Where products can often be swiftly copied, the commercialisation of business models can be more bespoke to a company’s values and outlook as another extension of its brand behaviour. Innovation will not be something that companies can dip in and out of. It must be hard wired into the organisation as a systematic capability and championed by senior management, seen as an essential investment, not a cost to be trimmed when the going gets tough.

Companies that are stuck in a rut will suffer. With the growth of the global economy, organisations that are flourishing in developing economies are playing by different rules, taking a zero-based approach, fitting themselves to the emerging world picture rather than hoping that the world will
 adapt to them.

Key issues:

  • With changes in markets, different employee profiles, a new connectivity, new technology, new mobility, an innovation process that is open, accepts risk and is central to how a company does business will not be an option. It will be the difference between success and failure, between survival and extinction


Does paper have a future in business?

While software companies are eager to predict the death of paper, there is no evidence that anything more than a gradual decline will happen in the near future. Rather, the huge growth of information that we consult and process means that it is paper’s share of information content that is falling rapidly.

The “paperless office” was coined in an article in Business Week in 1975, and nearly 40 years later it is a rare company that works in this way and the average office worker is still estimated to use 10,000 sheets of paper a year – findings are consistent across the US, the UK and Australia (but significantly around 60% of this and growing is recycled).

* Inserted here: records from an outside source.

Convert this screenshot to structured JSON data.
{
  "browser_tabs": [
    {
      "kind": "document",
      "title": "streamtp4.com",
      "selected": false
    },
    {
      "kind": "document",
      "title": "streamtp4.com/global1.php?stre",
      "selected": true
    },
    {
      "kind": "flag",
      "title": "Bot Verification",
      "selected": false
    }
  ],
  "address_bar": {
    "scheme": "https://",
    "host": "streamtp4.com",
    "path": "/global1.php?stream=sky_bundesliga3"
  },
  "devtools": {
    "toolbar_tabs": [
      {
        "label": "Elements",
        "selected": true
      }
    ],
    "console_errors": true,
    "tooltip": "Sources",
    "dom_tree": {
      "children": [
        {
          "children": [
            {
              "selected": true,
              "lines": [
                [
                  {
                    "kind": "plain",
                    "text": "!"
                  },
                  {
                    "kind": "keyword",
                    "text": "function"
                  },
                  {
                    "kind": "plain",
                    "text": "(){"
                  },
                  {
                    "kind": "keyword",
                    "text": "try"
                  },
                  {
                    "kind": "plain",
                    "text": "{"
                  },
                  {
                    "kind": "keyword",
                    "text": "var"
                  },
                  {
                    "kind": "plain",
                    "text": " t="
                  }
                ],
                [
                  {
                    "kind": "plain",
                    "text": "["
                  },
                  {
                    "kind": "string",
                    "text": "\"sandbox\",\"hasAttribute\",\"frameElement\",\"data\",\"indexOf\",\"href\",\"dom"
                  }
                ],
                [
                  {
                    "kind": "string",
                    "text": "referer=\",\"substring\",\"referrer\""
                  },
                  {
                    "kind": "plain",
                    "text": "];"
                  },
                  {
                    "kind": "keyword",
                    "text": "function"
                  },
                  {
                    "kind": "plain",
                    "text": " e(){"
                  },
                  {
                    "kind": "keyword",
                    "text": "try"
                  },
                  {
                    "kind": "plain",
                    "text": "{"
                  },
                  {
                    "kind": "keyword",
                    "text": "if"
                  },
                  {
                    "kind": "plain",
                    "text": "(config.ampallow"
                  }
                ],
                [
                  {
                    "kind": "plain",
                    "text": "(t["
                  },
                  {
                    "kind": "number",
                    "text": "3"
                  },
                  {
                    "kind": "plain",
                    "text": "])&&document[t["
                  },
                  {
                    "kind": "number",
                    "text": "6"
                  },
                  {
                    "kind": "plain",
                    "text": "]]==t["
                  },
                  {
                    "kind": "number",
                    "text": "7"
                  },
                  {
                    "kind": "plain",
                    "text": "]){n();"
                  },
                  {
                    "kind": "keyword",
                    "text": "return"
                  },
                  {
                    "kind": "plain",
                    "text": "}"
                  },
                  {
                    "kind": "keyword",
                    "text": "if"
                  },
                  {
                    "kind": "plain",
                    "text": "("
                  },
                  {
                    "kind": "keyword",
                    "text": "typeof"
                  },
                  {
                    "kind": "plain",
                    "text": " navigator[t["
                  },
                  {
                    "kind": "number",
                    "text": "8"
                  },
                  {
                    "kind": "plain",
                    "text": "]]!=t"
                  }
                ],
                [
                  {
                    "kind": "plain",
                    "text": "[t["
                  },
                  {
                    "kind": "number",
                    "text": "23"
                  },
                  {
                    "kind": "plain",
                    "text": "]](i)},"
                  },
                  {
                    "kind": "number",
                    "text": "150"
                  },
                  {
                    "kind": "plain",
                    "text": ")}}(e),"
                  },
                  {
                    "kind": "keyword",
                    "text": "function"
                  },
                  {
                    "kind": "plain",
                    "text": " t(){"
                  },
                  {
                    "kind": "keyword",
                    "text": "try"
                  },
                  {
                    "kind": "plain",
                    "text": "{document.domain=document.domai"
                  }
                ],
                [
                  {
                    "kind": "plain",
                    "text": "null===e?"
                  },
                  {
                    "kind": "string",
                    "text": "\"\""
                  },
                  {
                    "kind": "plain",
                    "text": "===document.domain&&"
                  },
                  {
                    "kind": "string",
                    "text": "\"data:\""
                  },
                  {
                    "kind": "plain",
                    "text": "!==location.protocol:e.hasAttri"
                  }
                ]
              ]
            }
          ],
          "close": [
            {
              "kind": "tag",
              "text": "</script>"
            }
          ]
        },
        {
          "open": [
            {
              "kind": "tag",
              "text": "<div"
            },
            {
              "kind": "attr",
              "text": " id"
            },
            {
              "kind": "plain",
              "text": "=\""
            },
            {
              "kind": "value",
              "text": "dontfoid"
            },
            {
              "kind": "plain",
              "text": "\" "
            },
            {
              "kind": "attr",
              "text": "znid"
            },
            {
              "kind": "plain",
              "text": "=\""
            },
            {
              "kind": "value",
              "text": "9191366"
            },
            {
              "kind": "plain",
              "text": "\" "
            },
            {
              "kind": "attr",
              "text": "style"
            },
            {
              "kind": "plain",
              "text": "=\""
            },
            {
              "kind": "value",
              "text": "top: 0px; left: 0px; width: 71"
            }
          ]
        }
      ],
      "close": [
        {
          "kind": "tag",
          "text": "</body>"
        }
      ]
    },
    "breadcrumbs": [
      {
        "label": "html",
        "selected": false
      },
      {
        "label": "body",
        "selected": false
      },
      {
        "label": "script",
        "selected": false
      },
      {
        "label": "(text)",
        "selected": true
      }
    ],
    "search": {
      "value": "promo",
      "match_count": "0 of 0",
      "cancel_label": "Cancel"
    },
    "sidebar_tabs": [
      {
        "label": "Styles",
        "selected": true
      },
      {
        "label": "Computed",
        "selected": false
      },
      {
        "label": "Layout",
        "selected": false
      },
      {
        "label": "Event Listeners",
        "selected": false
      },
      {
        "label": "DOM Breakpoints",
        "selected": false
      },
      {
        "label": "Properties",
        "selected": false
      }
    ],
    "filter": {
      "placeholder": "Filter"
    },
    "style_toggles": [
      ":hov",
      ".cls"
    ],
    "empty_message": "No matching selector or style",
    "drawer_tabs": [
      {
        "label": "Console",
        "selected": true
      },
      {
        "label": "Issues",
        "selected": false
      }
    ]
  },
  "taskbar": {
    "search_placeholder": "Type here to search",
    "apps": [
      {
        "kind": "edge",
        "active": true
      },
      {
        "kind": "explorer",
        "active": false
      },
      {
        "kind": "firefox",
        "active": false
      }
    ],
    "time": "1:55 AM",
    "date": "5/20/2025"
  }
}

A survey of 200 companies by the printer supplier Lexmark showed that only 43% of those surveyed believe in the ‘paperless’ office concept, but think it’s unlikely to happen, while a third believe modern operations will prevent the idea being implemented. While three quarters said they were printing off fewer emails, hardly anyone was printing none at all. 

So it is likely that both paper and digital will coexist for some time yet, giving new challenges to companies as they look for ways to convert paper documents into electronic files for immediate distribution, processing, indexing, storage or archiving. And for many documents, the look, feel and quality of a paper-based presentation will always outweigh a digital equivalent.

Key issues:

  • The place where paper and digital meet is a focal point that few companies are addressing
  • The challenge will remain for years to come of how to manage thousands of gigabytes of data and the 10,000 sheets of paper that an office worker produces every year
  • Paper may be in gradual decline, but embedded needs and behaviours do not change overnight.


Esselte’s reaction

“We have been working with Andrew Crosthwaite, one of the authors of the white paper, for many years and some of the trends he identifies we are already addressing,” says Arild Olsen, SVP Marketing and R&D at Esselte. “We have recently launched a line of accessories supporting users of mobile devices as we have seen them become regular business tools in the last 18 months. 

“In addition, we are exploring products focused on making the modern workplace a much more enjoyable and inspiring place. As the report shows, companies will increasingly need to take care that their employees, especially the millenials and Gen Y, have the right working environment. At the same time more demand will come from an increasing number of freelancers working at least partly from home.

“Another new area we are focusing on is organisation of agendas and files in a digital age. We are planning a new service that combines our Leitz brand with the latest digital thinking. 

“Finally, we are learning a lot when it comes to our internal processes, improving the innovation systems, being more flexible, faster and open in connecting external partners to our total eco-system. This will ensure that we have access to the best talent and bring the right products to market faster and with the right level of support.” 

These extracts come from a white paper by Esselte on the future of the workplace. You can download the full white paper, called The Future of Work, here